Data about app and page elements
□ □ □ □

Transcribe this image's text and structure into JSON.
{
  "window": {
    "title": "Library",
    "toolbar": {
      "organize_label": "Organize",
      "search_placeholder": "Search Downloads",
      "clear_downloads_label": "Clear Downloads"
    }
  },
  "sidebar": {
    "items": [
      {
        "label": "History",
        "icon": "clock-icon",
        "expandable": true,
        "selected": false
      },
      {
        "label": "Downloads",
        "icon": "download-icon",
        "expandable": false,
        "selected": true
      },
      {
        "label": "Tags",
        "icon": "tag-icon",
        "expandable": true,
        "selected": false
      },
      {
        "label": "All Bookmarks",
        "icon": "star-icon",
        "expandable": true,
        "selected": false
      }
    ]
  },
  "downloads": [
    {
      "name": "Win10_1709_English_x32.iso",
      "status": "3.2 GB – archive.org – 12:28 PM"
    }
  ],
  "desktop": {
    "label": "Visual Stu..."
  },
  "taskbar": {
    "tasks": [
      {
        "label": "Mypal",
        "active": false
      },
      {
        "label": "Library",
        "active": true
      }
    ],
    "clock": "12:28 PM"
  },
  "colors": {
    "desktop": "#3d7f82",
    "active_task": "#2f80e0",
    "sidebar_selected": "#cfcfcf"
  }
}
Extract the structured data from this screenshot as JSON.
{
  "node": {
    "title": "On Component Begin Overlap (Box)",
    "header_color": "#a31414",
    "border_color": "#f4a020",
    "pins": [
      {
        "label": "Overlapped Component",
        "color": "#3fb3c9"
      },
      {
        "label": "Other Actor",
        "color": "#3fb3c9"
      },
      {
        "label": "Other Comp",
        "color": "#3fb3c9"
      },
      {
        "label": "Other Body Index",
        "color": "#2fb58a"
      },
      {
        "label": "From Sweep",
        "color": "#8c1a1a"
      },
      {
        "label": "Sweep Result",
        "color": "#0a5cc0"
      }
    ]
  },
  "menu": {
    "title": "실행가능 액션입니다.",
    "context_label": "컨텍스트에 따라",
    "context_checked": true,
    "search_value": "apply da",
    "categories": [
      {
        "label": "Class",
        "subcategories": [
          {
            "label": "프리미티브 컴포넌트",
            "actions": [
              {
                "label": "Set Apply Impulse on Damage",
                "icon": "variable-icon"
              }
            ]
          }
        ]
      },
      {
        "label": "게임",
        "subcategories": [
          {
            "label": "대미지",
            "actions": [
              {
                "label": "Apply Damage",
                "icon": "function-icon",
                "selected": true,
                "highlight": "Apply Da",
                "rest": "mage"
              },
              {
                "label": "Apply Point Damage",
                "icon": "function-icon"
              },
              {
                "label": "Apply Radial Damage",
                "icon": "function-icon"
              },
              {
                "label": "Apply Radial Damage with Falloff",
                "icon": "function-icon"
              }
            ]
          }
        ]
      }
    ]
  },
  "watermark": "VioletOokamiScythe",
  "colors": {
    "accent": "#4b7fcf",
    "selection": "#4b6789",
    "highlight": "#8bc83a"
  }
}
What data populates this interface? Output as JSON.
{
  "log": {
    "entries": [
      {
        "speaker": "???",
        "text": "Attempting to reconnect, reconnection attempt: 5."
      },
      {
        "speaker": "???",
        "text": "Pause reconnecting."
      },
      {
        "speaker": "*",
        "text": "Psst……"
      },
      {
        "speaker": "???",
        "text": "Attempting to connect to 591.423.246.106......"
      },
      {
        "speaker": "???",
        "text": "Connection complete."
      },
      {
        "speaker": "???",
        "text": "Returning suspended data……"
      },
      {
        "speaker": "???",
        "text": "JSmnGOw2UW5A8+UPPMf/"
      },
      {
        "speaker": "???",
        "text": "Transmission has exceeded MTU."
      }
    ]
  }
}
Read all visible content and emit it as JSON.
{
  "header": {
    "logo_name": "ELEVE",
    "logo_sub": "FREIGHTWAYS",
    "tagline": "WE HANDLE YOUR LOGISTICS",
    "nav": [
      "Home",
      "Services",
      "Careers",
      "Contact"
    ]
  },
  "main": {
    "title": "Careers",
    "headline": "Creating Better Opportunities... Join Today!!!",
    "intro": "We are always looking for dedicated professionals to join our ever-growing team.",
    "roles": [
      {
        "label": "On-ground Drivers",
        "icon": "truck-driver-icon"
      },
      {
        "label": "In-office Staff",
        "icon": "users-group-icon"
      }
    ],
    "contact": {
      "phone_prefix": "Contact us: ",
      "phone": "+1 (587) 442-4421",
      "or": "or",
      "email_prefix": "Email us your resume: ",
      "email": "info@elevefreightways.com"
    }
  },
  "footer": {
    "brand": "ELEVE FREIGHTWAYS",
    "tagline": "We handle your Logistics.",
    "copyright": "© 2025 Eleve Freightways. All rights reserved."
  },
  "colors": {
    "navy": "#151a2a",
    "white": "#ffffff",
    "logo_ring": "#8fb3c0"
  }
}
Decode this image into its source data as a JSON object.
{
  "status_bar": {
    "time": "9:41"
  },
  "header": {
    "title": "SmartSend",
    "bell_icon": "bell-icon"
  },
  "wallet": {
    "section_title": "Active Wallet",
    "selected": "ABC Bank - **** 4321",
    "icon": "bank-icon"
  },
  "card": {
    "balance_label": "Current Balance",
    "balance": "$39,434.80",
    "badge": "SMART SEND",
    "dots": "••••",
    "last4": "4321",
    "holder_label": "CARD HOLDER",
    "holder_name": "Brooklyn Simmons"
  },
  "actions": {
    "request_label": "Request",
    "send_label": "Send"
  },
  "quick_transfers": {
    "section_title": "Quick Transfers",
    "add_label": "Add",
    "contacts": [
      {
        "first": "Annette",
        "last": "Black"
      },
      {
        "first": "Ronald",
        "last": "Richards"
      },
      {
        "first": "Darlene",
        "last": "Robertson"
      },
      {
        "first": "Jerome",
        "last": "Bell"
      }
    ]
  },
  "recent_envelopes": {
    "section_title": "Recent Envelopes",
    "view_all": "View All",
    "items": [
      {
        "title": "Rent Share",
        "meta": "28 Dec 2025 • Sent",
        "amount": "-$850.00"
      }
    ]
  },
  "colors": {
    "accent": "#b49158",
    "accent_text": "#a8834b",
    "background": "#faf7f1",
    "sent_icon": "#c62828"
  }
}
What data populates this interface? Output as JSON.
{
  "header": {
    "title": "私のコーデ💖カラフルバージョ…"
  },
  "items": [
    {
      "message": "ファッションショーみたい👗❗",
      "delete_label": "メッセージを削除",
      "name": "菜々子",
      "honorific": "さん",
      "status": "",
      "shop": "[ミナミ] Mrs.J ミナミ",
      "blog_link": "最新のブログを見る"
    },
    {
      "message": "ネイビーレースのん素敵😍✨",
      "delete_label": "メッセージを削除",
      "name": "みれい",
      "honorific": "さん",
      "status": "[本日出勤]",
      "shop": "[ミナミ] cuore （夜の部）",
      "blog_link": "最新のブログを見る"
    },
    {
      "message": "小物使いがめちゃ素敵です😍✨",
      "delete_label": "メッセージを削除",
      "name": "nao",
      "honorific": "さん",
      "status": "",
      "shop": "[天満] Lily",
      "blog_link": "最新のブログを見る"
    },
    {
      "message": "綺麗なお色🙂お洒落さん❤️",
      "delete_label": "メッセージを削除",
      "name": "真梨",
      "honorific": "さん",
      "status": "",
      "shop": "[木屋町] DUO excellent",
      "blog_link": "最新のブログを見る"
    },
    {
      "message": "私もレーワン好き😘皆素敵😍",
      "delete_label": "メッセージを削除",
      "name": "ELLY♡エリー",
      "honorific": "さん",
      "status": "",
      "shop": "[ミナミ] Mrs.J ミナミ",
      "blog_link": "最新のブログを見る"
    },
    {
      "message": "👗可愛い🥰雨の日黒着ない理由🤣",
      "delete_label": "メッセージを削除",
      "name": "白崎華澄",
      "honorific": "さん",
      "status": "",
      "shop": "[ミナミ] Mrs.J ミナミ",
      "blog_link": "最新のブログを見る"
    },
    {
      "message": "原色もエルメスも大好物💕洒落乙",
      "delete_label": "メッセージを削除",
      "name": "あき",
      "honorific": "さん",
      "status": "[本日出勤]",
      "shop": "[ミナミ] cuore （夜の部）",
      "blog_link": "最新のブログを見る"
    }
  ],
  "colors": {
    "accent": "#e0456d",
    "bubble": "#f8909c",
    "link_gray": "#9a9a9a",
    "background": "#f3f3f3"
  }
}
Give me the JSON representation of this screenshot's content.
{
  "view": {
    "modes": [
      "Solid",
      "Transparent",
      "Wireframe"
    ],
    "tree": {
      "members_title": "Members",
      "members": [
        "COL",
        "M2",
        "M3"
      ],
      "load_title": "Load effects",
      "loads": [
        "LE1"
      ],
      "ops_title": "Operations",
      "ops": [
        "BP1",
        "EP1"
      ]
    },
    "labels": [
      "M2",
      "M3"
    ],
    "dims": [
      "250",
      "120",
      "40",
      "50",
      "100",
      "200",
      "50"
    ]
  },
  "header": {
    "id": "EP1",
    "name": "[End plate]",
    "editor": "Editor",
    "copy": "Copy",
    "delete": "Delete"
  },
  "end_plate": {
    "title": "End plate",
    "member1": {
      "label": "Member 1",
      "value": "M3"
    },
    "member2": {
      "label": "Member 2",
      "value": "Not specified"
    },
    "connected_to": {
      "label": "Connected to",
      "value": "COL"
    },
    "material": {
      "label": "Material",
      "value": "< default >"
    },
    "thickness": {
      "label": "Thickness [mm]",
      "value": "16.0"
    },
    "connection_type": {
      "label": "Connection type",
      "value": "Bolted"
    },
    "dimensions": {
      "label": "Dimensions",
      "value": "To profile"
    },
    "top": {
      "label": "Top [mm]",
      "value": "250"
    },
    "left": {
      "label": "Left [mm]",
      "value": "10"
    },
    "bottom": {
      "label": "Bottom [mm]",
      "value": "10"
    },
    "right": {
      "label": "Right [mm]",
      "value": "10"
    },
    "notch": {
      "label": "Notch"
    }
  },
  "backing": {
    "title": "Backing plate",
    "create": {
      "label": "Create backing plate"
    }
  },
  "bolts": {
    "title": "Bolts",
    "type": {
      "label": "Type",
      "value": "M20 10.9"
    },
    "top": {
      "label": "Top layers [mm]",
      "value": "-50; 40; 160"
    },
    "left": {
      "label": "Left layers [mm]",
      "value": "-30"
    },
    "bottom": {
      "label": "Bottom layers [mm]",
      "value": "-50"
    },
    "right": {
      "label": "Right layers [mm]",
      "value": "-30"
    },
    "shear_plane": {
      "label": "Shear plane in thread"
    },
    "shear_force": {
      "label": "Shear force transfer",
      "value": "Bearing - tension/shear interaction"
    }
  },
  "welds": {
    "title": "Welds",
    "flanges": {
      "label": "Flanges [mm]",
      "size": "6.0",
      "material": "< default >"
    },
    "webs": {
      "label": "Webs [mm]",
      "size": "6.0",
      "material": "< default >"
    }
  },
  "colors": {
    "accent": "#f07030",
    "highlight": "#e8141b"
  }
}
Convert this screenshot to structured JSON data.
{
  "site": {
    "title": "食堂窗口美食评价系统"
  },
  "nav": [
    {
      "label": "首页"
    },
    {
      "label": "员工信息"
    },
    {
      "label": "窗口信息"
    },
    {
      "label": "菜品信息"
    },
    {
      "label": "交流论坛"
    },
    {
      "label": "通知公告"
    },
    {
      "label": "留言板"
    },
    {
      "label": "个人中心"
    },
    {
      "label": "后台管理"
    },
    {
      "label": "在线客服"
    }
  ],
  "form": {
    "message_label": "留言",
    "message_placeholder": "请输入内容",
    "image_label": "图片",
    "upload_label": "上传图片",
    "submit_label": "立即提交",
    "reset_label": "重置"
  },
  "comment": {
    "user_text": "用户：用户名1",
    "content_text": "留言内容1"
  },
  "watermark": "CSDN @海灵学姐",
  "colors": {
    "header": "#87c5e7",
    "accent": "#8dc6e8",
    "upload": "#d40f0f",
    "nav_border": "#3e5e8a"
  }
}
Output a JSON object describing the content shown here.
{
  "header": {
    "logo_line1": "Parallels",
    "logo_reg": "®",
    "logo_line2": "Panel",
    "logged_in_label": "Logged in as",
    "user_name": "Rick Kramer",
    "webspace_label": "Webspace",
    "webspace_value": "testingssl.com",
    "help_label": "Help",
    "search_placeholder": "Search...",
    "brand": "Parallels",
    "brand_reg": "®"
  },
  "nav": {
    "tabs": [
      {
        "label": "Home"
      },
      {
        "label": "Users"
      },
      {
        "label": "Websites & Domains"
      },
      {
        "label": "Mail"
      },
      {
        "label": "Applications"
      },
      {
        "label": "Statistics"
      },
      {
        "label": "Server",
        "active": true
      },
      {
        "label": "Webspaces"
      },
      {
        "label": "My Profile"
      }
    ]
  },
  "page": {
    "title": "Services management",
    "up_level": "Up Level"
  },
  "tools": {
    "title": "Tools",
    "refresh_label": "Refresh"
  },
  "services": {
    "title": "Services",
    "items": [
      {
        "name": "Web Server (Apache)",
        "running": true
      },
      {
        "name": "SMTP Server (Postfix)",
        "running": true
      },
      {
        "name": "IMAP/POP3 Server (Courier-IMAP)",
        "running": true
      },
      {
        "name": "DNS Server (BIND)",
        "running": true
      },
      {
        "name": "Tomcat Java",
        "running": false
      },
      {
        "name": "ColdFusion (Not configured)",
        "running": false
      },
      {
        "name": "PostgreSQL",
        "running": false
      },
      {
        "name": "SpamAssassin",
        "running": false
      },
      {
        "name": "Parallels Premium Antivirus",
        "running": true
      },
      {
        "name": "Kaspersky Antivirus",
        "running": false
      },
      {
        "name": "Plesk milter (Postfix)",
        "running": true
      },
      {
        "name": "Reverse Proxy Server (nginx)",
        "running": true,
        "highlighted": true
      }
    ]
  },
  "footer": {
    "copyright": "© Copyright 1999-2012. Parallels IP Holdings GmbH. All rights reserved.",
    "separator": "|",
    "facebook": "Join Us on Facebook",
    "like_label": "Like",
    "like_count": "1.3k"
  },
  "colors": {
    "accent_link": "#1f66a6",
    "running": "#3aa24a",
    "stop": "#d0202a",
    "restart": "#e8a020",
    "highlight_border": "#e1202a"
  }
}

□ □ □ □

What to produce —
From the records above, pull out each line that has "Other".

Result of the exercise —
        "label": "Other Actor",
        "label": "Other Comp",
        "label": "Other Body Index",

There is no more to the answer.